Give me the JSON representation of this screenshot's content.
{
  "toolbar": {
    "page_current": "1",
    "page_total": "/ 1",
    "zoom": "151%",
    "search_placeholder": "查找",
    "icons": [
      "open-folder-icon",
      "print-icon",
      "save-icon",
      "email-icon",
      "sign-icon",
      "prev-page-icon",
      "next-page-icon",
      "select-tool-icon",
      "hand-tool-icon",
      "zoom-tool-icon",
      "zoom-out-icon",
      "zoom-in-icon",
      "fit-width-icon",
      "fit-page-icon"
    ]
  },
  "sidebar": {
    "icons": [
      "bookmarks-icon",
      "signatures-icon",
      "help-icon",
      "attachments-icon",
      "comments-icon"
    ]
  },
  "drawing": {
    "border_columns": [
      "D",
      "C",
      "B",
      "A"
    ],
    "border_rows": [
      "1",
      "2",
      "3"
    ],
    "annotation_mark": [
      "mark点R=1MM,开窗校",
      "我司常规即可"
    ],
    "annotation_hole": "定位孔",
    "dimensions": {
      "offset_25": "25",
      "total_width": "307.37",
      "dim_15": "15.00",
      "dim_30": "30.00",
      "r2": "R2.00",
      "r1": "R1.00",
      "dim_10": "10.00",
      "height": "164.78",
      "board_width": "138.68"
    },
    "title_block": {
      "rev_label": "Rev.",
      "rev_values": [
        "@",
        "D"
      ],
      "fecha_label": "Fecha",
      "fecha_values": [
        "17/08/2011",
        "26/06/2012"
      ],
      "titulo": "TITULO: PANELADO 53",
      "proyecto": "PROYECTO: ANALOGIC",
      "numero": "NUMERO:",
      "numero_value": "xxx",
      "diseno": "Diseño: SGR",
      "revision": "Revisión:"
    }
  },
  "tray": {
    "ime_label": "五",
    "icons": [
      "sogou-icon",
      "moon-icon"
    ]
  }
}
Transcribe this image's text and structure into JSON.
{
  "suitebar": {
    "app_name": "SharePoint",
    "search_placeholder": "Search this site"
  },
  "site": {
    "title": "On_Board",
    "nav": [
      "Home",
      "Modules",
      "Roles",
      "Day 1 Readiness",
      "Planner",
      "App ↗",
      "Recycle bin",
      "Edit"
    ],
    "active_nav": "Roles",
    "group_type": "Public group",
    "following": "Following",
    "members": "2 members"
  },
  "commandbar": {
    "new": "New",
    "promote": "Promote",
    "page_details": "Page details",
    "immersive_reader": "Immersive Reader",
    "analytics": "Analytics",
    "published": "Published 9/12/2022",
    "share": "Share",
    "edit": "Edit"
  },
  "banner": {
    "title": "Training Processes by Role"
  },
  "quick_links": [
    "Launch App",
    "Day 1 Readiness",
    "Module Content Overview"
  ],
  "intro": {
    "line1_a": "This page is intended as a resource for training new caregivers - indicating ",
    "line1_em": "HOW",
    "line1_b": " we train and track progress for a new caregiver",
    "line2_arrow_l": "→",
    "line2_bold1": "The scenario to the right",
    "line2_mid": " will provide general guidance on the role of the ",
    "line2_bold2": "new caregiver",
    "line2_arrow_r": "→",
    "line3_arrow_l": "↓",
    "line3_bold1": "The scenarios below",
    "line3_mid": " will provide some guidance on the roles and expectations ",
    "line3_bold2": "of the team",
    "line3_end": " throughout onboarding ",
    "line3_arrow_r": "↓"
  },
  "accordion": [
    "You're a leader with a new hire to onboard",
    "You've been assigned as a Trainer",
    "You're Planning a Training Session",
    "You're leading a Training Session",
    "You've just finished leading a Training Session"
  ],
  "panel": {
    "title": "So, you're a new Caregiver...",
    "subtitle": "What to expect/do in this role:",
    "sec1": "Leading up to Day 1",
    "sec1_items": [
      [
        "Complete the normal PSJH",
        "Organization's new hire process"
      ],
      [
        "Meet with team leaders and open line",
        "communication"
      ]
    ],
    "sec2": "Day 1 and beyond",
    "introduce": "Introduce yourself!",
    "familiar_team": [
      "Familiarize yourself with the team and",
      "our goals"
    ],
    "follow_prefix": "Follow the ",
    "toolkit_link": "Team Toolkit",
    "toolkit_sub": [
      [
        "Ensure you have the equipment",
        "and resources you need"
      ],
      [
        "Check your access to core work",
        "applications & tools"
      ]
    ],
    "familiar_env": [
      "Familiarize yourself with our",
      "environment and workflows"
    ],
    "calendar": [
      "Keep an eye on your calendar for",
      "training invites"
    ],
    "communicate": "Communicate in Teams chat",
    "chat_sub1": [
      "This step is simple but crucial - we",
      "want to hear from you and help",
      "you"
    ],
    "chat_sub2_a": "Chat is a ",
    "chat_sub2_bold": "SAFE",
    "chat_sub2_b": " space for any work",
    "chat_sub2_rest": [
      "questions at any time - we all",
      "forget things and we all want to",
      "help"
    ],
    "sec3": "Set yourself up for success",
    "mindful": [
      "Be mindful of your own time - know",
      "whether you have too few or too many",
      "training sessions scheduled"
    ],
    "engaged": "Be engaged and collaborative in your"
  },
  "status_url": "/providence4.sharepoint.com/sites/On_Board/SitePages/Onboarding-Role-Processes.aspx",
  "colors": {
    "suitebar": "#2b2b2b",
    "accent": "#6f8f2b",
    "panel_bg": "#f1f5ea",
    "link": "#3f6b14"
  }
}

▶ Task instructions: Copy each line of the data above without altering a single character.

▶ Exercise solution:
Give me the JSON representation of this screenshot's content.
{
  "toolbar": {
    "page_current": "1",
    "page_total": "/ 1",
    "zoom": "151%",
    "search_placeholder": "查找",
    "icons": [
      "open-folder-icon",
      "print-icon",
      "save-icon",
      "email-icon",
      "sign-icon",
      "prev-page-icon",
      "next-page-icon",
      "select-tool-icon",
      "hand-tool-icon",
      "zoom-tool-icon",
      "zoom-out-icon",
      "zoom-in-icon",
      "fit-width-icon",
      "fit-page-icon"
    ]
  },
  "sidebar": {
    "icons": [
      "bookmarks-icon",
      "signatures-icon",
      "help-icon",
      "attachments-icon",
      "comments-icon"
    ]
  },
  "drawing": {
    "border_columns": [
      "D",
      "C",
      "B",
      "A"
    ],
    "border_rows": [
      "1",
      "2",
      "3"
    ],
    "annotation_mark": [
      "mark点R=1MM,开窗校",
      "我司常规即可"
    ],
    "annotation_hole": "定位孔",
    "dimensions": {
      "offset_25": "25",
      "total_width": "307.37",
      "dim_15": "15.00",
      "dim_30": "30.00",
      "r2": "R2.00",
      "r1": "R1.00",
      "dim_10": "10.00",
      "height": "164.78",
      "board_width": "138.68"
    },
    "title_block": {
      "rev_label": "Rev.",
      "rev_values": [
        "@",
        "D"
      ],
      "fecha_label": "Fecha",
      "fecha_values": [
        "17/08/2011",
        "26/06/2012"
      ],
      "titulo": "TITULO: PANELADO 53",
      "proyecto": "PROYECTO: ANALOGIC",
      "numero": "NUMERO:",
      "numero_value": "xxx",
      "diseno": "Diseño: SGR",
      "revision": "Revisión:"
    }
  },
  "tray": {
    "ime_label": "五",
    "icons": [
      "sogou-icon",
      "moon-icon"
    ]
  }
}
Transcribe this image's text and structure into JSON.
{
  "suitebar": {
    "app_name": "SharePoint",
    "search_placeholder": "Search this site"
  },
  "site": {
    "title": "On_Board",
    "nav": [
      "Home",
      "Modules",
      "Roles",
      "Day 1 Readiness",
      "Planner",
      "App ↗",
      "Recycle bin",
      "Edit"
    ],
    "active_nav": "Roles",
    "group_type": "Public group",
    "following": "Following",
    "members": "2 members"
  },
  "commandbar": {
    "new": "New",
    "promote": "Promote",
    "page_details": "Page details",
    "immersive_reader": "Immersive Reader",
    "analytics": "Analytics",
    "published": "Published 9/12/2022",
    "share": "Share",
    "edit": "Edit"
  },
  "banner": {
    "title": "Training Processes by Role"
  },
  "quick_links": [
    "Launch App",
    "Day 1 Readiness",
    "Module Content Overview"
  ],
  "intro": {
    "line1_a": "This page is intended as a resource for training new caregivers - indicating ",
    "line1_em": "HOW",
    "line1_b": " we train and track progress for a new caregiver",
    "line2_arrow_l": "→",
    "line2_bold1": "The scenario to the right",
    "line2_mid": " will provide general guidance on the role of the ",
    "line2_bold2": "new caregiver",
    "line2_arrow_r": "→",
    "line3_arrow_l": "↓",
    "line3_bold1": "The scenarios below",
    "line3_mid": " will provide some guidance on the roles and expectations ",
    "line3_bold2": "of the team",
    "line3_end": " throughout onboarding ",
    "line3_arrow_r": "↓"
  },
  "accordion": [
    "You're a leader with a new hire to onboard",
    "You've been assigned as a Trainer",
    "You're Planning a Training Session",
    "You're leading a Training Session",
    "You've just finished leading a Training Session"
  ],
  "panel": {
    "title": "So, you're a new Caregiver...",
    "subtitle": "What to expect/do in this role:",
    "sec1": "Leading up to Day 1",
    "sec1_items": [
      [
        "Complete the normal PSJH",
        "Organization's new hire process"
      ],
      [
        "Meet with team leaders and open line",
        "communication"
      ]
    ],
    "sec2": "Day 1 and beyond",
    "introduce": "Introduce yourself!",
    "familiar_team": [
      "Familiarize yourself with the team and",
      "our goals"
    ],
    "follow_prefix": "Follow the ",
    "toolkit_link": "Team Toolkit",
    "toolkit_sub": [
      [
        "Ensure you have the equipment",
        "and resources you need"
      ],
      [
        "Check your access to core work",
        "applications & tools"
      ]
    ],
    "familiar_env": [
      "Familiarize yourself with our",
      "environment and workflows"
    ],
    "calendar": [
      "Keep an eye on your calendar for",
      "training invites"
    ],
    "communicate": "Communicate in Teams chat",
    "chat_sub1": [
      "This step is simple but crucial - we",
      "want to hear from you and help",
      "you"
    ],
    "chat_sub2_a": "Chat is a ",
    "chat_sub2_bold": "SAFE",
    "chat_sub2_b": " space for any work",
    "chat_sub2_rest": [
      "questions at any time - we all",
      "forget things and we all want to",
      "help"
    ],
    "sec3": "Set yourself up for success",
    "mindful": [
      "Be mindful of your own time - know",
      "whether you have too few or too many",
      "training sessions scheduled"
    ],
    "engaged": "Be engaged and collaborative in your"
  },
  "status_url": "/providence4.sharepoint.com/sites/On_Board/SitePages/Onboarding-Role-Processes.aspx",
  "colors": {
    "suitebar": "#2b2b2b",
    "accent": "#6f8f2b",
    "panel_bg": "#f1f5ea",
    "link": "#3f6b14"
  }
}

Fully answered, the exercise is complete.